Microsoft tackles digital divide with e-waste strategy

16 Aug 2007

The twin issues of the embarrassing dearth of up-to-date computers in Irish schools and the need to dispose of old PCs in an environmentally-efficient manner are being tackled by Microsoft’s Irish operations as part of a new recycling scheme for businesses.

Companies seeking to get rid of computers they no longer use can see them repurposed and ready for use by entities on the other side of the digital divide, namely Irish schools and charities.

The Microsoft Authorised Refurbisher (MAR) programme is designed to increase the number of low-cost computers available to charities and schools, whilst also keeping serviceable computers out of landfills.

Launched today at the Rehab Recycle facility in Tallaght, the scheme provides businesses with a means of disposing of unused or end-of-life computer equipment which can then be serviced, re-conditioned and installed with new software.

The computers can then be donated to a charity or school that might not otherwise be able to afford the technology needed to access 21st century information technology.

A recent study by the Teachers Union of Ireland recently revealed that 50pc of computers in Irish schools are unusable.

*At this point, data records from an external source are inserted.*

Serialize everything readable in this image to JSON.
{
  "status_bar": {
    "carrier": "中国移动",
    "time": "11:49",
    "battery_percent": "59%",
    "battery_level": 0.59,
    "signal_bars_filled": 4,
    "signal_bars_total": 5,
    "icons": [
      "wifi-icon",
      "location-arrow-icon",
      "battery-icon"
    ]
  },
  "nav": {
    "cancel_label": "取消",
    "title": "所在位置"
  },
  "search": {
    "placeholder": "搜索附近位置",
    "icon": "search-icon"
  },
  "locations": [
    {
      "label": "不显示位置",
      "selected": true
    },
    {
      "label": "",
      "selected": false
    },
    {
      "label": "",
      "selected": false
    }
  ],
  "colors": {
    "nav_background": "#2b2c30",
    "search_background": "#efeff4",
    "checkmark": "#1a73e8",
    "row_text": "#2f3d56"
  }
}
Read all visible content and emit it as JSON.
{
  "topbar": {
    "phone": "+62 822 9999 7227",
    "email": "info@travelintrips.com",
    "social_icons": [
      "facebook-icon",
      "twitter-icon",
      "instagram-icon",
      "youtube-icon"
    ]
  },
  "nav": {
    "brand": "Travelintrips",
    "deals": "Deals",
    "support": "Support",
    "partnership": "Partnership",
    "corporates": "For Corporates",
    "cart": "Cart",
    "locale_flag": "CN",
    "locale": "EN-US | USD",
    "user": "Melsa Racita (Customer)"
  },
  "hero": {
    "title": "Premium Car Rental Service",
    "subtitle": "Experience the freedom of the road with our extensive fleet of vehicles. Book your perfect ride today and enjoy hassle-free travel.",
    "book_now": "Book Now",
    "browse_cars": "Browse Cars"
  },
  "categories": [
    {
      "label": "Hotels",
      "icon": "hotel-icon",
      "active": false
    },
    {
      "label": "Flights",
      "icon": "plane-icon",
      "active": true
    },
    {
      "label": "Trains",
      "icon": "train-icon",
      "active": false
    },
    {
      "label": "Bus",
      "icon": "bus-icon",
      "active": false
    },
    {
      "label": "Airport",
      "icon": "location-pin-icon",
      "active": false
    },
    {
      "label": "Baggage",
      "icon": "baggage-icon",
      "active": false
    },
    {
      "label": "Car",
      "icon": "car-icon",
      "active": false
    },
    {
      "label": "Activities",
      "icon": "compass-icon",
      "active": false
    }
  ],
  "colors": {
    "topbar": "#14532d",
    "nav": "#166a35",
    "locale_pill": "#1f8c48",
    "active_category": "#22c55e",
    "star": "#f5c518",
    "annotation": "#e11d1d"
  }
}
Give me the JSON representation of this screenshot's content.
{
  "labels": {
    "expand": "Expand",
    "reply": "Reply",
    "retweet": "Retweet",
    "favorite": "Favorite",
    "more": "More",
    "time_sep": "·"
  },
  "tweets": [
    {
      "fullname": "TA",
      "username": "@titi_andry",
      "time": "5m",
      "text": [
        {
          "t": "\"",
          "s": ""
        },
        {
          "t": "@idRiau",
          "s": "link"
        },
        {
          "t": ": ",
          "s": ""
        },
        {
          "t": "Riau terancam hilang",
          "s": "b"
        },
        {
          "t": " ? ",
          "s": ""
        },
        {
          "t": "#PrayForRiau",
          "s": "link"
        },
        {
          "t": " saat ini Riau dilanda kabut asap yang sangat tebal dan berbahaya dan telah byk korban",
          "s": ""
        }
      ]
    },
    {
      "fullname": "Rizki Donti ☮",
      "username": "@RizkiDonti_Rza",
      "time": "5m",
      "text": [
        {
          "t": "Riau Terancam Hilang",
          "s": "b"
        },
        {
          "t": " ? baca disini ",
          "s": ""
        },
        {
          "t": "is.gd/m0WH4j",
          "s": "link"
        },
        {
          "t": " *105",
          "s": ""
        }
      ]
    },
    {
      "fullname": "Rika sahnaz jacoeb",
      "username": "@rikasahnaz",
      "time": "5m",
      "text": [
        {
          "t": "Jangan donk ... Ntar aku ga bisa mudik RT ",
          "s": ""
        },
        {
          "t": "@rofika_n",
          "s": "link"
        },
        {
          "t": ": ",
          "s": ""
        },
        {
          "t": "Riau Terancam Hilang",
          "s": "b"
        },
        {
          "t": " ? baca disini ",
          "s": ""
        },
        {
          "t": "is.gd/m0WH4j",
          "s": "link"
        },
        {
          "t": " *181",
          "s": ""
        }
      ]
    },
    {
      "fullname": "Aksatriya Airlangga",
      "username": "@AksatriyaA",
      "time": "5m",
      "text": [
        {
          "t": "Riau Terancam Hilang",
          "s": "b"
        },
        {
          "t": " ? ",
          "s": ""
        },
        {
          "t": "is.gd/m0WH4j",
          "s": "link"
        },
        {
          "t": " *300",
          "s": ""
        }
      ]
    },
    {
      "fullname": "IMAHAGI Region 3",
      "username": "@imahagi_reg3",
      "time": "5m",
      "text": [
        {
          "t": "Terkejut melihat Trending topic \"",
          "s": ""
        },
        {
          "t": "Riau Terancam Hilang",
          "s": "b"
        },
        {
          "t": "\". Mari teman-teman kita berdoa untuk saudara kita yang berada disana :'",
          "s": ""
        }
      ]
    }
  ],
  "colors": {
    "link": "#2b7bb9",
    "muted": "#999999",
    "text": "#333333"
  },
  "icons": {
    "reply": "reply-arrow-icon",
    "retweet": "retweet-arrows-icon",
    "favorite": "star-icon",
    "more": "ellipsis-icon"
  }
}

There are currently four companies in Ireland actively refurbishing computers as part of the MAR programme and over 1,00 computers have been re-routed to charities and schools so far.

“The MAR programme, promotes the reuse of technology and provides a ready supply of computers for charities and schools,” explained Tom Murphy, head of public relations and community affairs at Microsoft.

“Already a number of leading environmentally conscious companies are availing of the MAR programme and our aim is that as many companies as possible look at the programme as a realistic alternative to scrapping unused technology while knowing that the donated computers will have a valuable extended life in a growing number of charities and schools,” Murphy said.

By John Kennedy